┌─ Given records

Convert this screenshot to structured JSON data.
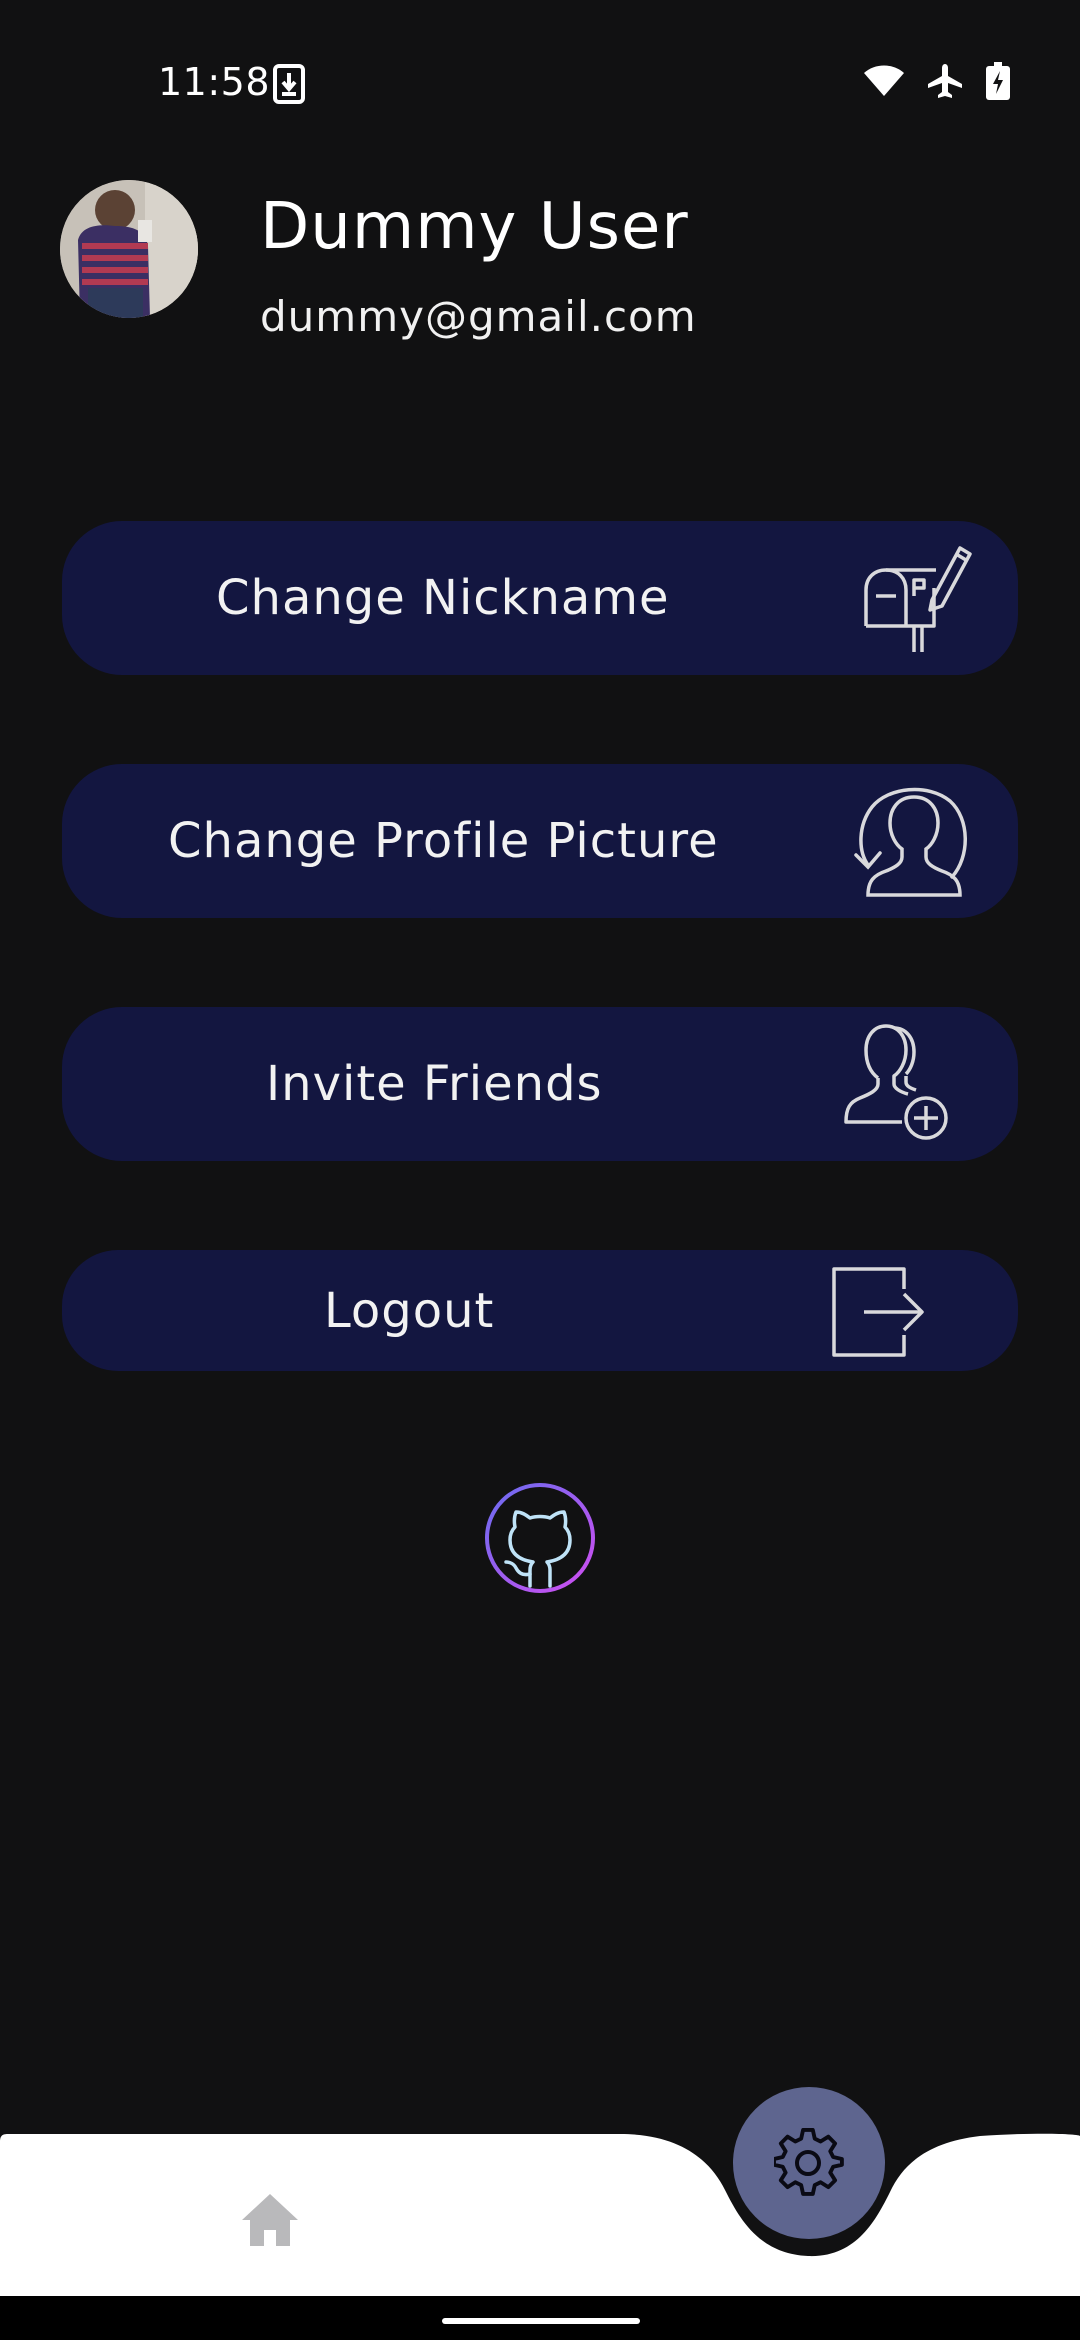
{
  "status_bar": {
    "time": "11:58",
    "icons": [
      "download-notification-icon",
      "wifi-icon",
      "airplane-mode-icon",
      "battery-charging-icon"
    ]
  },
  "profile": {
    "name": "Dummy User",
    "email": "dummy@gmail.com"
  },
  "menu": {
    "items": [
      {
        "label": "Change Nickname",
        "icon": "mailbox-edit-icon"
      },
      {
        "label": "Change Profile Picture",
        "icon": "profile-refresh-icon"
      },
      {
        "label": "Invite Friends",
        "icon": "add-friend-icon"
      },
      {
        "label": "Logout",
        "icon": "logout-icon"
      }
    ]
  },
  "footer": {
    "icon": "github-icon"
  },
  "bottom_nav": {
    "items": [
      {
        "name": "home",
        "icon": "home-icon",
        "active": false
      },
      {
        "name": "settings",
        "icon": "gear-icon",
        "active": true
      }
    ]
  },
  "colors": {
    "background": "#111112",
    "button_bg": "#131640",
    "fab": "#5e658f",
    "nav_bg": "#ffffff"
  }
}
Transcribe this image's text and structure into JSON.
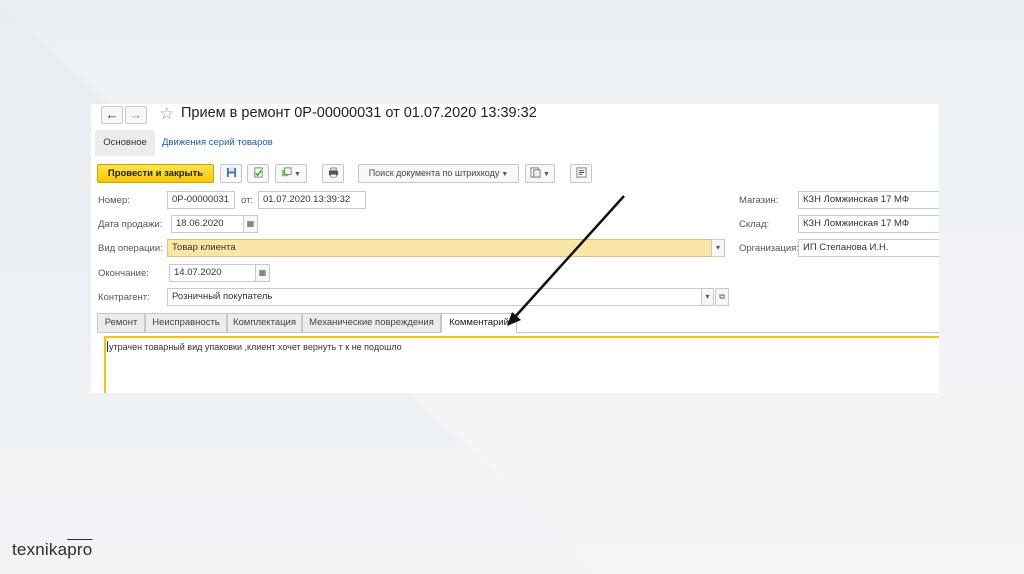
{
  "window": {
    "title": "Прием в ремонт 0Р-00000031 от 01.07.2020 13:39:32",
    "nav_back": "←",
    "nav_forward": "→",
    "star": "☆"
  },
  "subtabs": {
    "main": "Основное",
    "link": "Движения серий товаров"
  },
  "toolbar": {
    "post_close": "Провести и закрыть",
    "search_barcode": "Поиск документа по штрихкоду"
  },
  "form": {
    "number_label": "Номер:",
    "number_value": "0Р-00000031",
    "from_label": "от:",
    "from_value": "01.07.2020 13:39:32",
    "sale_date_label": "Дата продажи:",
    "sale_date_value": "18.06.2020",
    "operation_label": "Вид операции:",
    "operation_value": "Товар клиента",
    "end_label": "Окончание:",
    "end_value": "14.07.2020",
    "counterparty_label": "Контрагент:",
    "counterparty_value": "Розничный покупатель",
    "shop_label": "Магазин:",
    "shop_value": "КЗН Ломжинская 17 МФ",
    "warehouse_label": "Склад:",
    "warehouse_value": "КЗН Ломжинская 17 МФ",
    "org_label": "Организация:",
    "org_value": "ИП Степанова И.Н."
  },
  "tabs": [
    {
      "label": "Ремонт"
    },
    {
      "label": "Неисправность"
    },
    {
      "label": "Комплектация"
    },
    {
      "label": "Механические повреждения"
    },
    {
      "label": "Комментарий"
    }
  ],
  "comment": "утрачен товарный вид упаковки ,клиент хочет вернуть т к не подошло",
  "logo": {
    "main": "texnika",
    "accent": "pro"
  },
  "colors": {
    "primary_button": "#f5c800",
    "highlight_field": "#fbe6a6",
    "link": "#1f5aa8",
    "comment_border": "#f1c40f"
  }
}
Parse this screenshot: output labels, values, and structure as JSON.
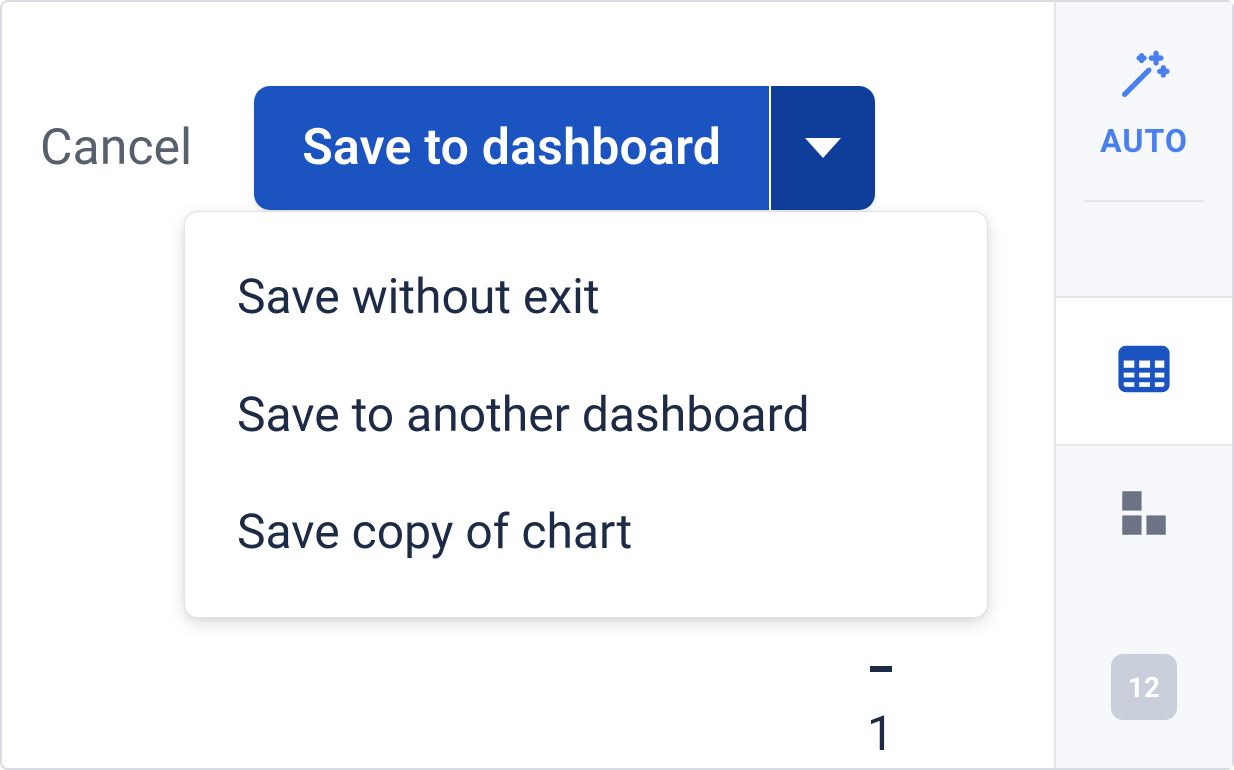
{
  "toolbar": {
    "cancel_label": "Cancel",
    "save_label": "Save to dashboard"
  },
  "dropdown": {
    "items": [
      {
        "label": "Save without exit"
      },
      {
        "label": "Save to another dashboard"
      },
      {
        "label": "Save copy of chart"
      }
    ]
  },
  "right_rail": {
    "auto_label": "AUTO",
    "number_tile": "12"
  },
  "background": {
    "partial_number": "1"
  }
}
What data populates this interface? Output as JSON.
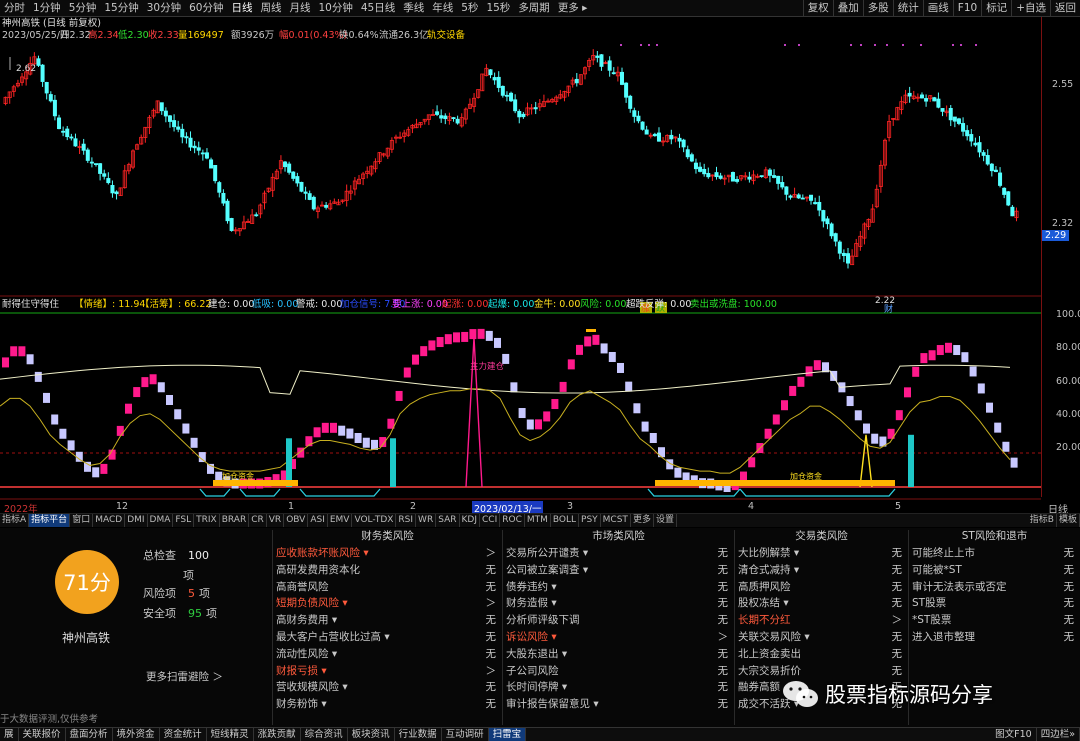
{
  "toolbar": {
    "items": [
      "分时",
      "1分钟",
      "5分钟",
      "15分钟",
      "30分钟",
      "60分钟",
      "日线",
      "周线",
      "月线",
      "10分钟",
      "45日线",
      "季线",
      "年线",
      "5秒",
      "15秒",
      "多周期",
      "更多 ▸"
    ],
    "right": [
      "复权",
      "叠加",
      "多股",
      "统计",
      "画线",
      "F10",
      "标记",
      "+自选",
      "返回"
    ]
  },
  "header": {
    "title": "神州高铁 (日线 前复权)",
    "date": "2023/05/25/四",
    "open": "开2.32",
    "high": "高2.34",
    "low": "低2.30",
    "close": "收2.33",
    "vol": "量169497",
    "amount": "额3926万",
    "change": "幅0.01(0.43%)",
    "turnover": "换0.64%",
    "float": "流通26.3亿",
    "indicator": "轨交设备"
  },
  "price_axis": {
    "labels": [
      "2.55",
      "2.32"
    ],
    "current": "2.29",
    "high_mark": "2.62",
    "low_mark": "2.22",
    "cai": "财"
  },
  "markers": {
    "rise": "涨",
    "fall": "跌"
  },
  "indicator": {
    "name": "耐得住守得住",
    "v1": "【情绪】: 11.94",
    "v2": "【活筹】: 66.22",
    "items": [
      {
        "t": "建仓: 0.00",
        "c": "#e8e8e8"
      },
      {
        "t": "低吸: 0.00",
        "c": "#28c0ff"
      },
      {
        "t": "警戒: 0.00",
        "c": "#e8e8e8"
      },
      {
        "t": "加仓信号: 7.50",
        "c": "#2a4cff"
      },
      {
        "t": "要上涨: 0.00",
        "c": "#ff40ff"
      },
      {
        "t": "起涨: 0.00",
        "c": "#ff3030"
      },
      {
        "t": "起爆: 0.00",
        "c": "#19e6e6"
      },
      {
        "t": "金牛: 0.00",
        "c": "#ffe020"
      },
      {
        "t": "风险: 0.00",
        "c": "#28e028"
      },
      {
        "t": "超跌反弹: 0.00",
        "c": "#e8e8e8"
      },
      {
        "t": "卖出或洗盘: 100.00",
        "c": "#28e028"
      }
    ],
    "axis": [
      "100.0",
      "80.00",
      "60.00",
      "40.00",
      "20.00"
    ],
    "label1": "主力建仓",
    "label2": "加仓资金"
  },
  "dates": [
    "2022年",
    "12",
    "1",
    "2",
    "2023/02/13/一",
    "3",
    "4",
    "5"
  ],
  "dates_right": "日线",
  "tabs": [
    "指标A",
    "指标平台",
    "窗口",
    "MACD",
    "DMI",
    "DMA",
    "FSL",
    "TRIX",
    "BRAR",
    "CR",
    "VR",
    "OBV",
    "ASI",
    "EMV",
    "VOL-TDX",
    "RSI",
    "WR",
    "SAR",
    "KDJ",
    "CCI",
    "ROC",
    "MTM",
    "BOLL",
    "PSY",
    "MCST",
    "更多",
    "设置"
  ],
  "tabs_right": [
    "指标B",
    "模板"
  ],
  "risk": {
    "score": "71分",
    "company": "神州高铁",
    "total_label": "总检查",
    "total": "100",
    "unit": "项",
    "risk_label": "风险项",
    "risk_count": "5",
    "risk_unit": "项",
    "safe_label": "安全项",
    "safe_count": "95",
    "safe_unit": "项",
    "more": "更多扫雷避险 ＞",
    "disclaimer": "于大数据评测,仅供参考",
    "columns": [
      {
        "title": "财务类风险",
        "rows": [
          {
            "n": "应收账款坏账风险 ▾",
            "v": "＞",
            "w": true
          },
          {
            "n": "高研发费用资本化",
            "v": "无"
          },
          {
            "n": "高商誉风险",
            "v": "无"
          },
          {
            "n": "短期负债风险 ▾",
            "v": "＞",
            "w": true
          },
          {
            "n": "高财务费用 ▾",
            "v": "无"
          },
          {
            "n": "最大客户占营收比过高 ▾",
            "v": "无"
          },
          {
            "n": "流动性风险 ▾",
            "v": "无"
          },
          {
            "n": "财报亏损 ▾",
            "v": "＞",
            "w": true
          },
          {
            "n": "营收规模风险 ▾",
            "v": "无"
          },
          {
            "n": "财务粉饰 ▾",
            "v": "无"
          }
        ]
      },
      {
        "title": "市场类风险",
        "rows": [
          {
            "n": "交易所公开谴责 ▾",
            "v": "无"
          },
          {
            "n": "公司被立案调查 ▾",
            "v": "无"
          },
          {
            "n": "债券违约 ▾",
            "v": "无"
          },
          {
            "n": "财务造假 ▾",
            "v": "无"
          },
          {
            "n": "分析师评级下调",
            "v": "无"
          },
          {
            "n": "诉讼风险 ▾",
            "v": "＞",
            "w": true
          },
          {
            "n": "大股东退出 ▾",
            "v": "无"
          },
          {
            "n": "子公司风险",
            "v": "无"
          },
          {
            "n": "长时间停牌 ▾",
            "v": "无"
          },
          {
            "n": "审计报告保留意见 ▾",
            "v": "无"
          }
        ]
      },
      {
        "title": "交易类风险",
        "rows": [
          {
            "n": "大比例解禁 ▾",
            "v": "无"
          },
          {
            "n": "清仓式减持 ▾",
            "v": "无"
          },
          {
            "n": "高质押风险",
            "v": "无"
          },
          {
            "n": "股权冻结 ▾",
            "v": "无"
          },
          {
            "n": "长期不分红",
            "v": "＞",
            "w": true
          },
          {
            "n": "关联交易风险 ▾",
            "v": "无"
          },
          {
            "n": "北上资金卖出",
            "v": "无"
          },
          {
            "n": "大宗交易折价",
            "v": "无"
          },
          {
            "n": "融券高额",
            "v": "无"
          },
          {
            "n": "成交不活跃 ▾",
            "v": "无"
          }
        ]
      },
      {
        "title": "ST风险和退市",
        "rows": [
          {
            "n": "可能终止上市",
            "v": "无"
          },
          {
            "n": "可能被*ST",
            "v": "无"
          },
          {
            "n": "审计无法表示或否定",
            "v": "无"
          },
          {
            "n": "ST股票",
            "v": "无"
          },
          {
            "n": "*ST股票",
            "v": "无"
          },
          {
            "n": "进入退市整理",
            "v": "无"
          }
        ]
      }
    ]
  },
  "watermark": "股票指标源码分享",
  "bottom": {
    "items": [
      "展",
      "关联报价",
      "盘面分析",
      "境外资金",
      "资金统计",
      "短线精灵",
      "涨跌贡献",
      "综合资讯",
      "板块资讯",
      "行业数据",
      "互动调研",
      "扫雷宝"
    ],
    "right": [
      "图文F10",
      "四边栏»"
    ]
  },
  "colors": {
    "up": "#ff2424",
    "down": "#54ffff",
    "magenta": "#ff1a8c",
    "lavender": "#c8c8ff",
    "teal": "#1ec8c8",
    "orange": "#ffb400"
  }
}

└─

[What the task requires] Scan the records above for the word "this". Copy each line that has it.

[Reply]
Convert this screenshot to structured JSON data.
Transcribe this image's text and structure into JSON.
Parse this screenshot: output labels, values, and structure as JSON.
What data populates this interface? Output as JSON.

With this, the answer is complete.